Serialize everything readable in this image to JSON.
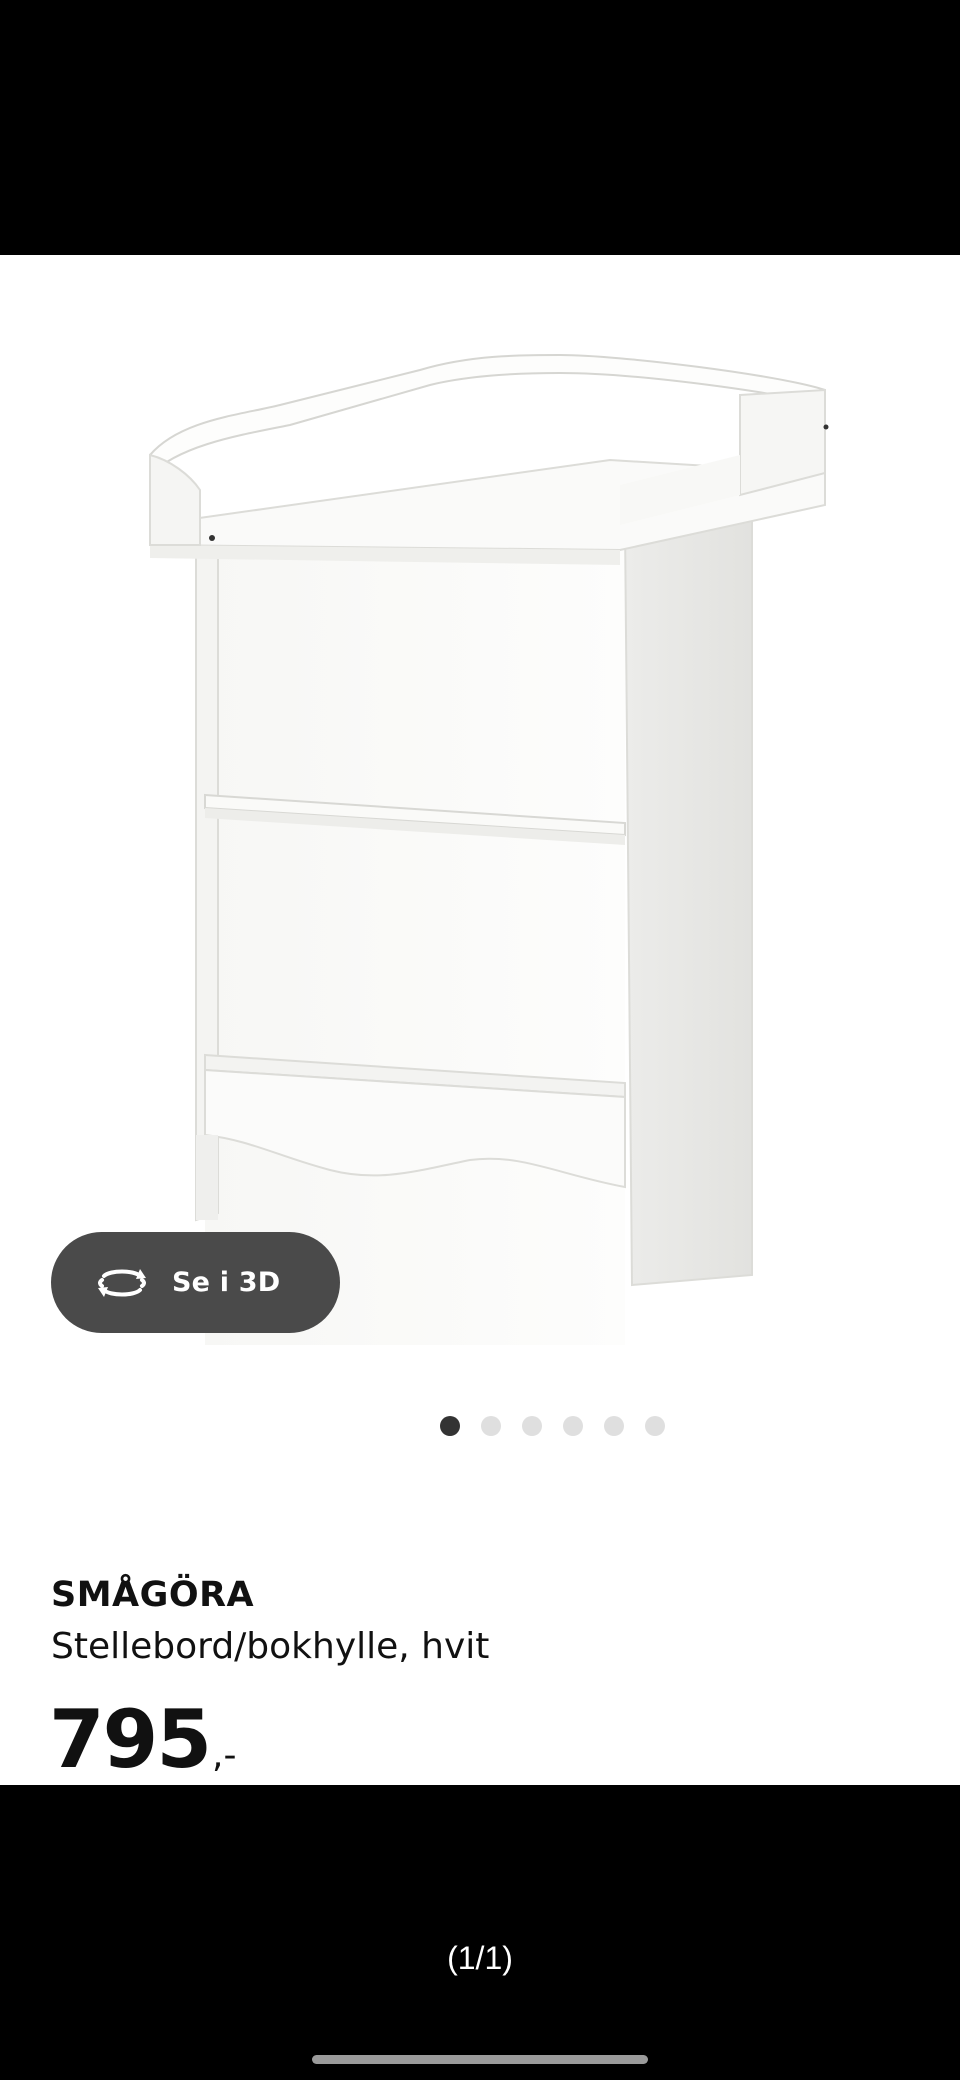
{
  "viewer": {
    "view_3d_label": "Se i 3D",
    "rotate_icon": "rotate-3d-icon",
    "carousel": {
      "total": 6,
      "active_index": 0
    },
    "page_counter": "(1/1)"
  },
  "product": {
    "name": "SMÅGÖRA",
    "description": "Stellebord/bokhylle, hvit",
    "price_integer": "795",
    "price_suffix": ",-"
  },
  "colors": {
    "button_bg": "#4a4a4a",
    "dot_active": "#333333",
    "dot_inactive": "#dfdfdf"
  }
}
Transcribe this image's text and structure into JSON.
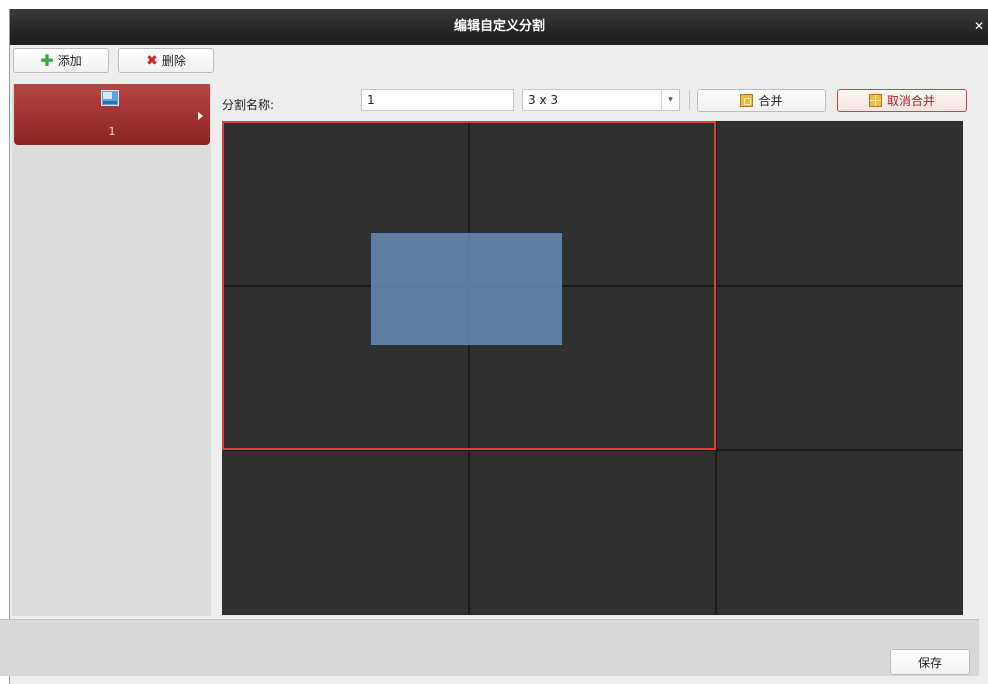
{
  "dialog": {
    "title": "编辑自定义分割",
    "close_icon": "close-icon"
  },
  "toolbar": {
    "add_label": "添加",
    "add_icon": "plus-icon",
    "delete_label": "删除",
    "delete_icon": "x-icon"
  },
  "layouts": [
    {
      "label": "1",
      "icon": "layout-thumbnail-icon",
      "selected": true
    }
  ],
  "editor": {
    "name_label": "分割名称:",
    "name_value": "1",
    "layout_select_value": "3 x 3",
    "merge_label": "合并",
    "unmerge_label": "取消合并"
  },
  "grid": {
    "rows": 3,
    "cols": 3,
    "merged_region": {
      "row_start": 1,
      "col_start": 1,
      "row_span": 2,
      "col_span": 2
    },
    "colors": {
      "cell": "#303030",
      "line": "#1b1b1b",
      "merge_border": "#d9413f",
      "selection": "#648cb4"
    }
  },
  "footer": {
    "save_label": "保存"
  },
  "colors": {
    "titlebar": "#262626",
    "selected_item": "#a33434",
    "background": "#ededed"
  }
}
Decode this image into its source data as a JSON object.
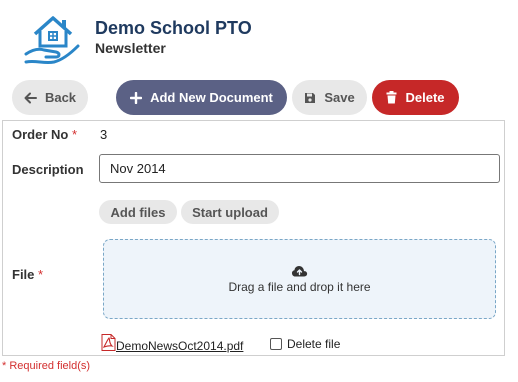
{
  "header": {
    "title": "Demo School PTO",
    "subtitle": "Newsletter",
    "logo_icon": "house-in-hand-icon"
  },
  "toolbar": {
    "back_label": "Back",
    "add_label": "Add New Document",
    "save_label": "Save",
    "delete_label": "Delete"
  },
  "form": {
    "order_no_label": "Order No",
    "order_no_value": "3",
    "description_label": "Description",
    "description_value": "Nov 2014",
    "add_files_label": "Add files",
    "start_upload_label": "Start upload",
    "file_label": "File",
    "dropzone_text": "Drag a file and drop it here",
    "file_name": "DemoNewsOct2014.pdf",
    "delete_file_label": "Delete file",
    "required_marker": "*"
  },
  "footer": {
    "required_note": "* Required field(s)"
  },
  "colors": {
    "add_button": "#5b6185",
    "delete_button": "#c62828",
    "title": "#1f3a5f",
    "required": "#d32f2f"
  }
}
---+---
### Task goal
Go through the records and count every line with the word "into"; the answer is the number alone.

### Your solution
2